▶ [Exercise directions]: Your answer should hold only the line containing "What data populates" and each line that follows it in the listing, copied exactly.
-------- Input data
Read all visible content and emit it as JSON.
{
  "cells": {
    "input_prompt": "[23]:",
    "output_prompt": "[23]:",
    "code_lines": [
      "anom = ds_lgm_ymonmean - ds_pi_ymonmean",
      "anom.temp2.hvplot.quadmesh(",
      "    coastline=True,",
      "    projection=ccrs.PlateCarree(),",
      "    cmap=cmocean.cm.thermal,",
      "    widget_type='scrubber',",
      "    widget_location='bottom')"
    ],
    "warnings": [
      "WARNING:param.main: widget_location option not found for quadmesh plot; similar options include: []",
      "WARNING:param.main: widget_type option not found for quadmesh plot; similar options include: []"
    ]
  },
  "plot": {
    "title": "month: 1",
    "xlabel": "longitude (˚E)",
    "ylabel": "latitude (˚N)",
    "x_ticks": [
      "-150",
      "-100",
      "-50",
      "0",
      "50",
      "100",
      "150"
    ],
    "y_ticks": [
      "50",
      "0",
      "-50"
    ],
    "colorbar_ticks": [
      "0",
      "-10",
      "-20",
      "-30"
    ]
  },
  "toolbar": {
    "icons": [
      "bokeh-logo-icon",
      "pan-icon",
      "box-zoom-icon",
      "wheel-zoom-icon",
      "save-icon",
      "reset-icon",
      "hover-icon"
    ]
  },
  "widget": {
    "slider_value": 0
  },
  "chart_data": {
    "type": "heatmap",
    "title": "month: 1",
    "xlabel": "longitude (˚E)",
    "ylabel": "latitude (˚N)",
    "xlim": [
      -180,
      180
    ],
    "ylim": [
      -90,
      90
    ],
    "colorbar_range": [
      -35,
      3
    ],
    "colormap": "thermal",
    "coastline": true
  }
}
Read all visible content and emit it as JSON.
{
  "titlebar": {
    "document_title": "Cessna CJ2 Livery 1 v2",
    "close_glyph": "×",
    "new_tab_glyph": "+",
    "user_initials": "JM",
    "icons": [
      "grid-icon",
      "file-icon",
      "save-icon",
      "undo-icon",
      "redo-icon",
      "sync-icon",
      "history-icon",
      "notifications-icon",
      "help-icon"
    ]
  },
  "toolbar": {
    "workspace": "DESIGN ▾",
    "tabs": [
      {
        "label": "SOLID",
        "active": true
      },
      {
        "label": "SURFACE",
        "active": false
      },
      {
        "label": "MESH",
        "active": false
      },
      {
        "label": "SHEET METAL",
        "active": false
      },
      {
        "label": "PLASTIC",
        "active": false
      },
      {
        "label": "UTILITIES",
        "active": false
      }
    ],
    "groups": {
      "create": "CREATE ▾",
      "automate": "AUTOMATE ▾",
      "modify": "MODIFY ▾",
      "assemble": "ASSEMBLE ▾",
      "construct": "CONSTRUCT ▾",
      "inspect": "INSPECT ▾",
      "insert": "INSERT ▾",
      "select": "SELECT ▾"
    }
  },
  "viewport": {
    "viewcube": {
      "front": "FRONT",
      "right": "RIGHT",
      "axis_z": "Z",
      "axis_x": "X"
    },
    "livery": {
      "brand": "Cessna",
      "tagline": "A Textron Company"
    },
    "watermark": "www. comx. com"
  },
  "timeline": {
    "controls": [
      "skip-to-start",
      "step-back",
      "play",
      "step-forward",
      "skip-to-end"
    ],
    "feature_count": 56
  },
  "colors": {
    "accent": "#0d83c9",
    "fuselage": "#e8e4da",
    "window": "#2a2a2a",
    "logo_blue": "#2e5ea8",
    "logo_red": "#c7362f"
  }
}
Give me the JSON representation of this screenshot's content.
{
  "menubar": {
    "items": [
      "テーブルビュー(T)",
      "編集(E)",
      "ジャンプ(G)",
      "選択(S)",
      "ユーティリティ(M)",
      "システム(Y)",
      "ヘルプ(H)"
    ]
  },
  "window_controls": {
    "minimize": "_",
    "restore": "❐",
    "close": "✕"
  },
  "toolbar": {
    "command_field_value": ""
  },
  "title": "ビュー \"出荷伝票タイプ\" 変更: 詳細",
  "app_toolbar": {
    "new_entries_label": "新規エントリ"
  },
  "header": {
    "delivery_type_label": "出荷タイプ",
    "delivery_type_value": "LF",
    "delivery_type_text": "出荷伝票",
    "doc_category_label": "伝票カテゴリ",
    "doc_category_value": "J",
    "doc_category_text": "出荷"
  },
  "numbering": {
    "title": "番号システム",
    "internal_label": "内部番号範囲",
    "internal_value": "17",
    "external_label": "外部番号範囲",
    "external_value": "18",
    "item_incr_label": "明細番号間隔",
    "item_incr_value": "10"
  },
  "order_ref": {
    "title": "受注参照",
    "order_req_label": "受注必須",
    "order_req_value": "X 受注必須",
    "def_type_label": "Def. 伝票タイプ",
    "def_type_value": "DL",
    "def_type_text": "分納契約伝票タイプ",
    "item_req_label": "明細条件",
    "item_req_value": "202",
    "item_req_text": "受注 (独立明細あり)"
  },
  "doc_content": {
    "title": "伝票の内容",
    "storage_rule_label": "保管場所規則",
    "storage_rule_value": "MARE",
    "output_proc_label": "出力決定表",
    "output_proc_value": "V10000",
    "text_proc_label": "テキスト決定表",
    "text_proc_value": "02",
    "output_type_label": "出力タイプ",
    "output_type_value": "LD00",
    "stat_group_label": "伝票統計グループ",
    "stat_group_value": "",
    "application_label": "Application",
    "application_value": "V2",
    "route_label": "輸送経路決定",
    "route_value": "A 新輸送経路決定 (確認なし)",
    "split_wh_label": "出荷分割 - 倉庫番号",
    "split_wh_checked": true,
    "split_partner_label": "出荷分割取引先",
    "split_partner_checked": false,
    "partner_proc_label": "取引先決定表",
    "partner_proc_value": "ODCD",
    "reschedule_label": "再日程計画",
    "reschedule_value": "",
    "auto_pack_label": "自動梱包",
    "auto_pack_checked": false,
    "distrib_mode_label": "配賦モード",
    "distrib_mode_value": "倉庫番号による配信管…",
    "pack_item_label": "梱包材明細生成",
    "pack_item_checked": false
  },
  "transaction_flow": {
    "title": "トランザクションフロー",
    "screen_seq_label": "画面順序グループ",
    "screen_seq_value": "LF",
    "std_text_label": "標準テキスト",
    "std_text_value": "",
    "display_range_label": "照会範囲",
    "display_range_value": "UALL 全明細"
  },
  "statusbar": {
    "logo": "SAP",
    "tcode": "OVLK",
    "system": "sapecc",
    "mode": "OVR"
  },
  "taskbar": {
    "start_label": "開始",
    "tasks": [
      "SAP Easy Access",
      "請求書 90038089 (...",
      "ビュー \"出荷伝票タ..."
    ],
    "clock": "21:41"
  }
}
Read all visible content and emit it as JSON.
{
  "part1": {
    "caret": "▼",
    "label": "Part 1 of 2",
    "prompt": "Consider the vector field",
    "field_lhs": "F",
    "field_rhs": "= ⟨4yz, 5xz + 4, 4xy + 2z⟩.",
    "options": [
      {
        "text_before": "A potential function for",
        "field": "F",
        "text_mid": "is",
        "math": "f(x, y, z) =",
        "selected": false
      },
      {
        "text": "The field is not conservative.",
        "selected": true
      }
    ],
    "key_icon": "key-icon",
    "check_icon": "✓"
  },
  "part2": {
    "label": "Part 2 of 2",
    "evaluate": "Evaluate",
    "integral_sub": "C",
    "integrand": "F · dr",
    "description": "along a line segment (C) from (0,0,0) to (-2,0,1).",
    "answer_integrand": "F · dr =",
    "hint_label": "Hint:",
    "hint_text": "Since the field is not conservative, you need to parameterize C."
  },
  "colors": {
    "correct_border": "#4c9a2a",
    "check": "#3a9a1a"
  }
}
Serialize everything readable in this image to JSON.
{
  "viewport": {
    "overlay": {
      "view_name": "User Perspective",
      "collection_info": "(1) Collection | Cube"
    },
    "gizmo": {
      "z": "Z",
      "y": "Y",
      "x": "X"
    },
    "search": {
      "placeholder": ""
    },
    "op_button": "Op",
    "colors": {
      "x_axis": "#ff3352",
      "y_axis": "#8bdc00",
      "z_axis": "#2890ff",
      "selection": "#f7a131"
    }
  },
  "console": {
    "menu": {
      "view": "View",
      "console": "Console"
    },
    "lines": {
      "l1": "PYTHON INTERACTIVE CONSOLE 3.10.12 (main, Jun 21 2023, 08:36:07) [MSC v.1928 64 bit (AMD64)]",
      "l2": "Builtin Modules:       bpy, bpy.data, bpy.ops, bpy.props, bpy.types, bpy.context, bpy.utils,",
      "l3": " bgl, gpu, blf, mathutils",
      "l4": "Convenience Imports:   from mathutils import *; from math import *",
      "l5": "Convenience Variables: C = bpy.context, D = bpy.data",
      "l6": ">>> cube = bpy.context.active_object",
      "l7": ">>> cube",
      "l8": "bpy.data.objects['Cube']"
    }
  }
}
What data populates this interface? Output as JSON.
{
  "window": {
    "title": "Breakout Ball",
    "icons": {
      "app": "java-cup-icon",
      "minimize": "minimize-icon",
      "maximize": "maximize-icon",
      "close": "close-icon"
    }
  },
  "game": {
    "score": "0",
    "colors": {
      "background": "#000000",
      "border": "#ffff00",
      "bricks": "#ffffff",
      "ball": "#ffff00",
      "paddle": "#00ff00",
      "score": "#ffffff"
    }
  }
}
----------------
▶ [Final answer]:
What data populates this interface? Output as JSON.
{
  "window": {
    "title": "Breakout Ball",
    "icons": {
      "app": "java-cup-icon",
      "minimize": "minimize-icon",
      "maximize": "maximize-icon",
      "close": "close-icon"
    }
  },
  "game": {
    "score": "0",
    "colors": {
      "background": "#000000",
      "border": "#ffff00",
      "bricks": "#ffffff",
      "ball": "#ffff00",
      "paddle": "#00ff00",
      "score": "#ffffff"
    }
  }
}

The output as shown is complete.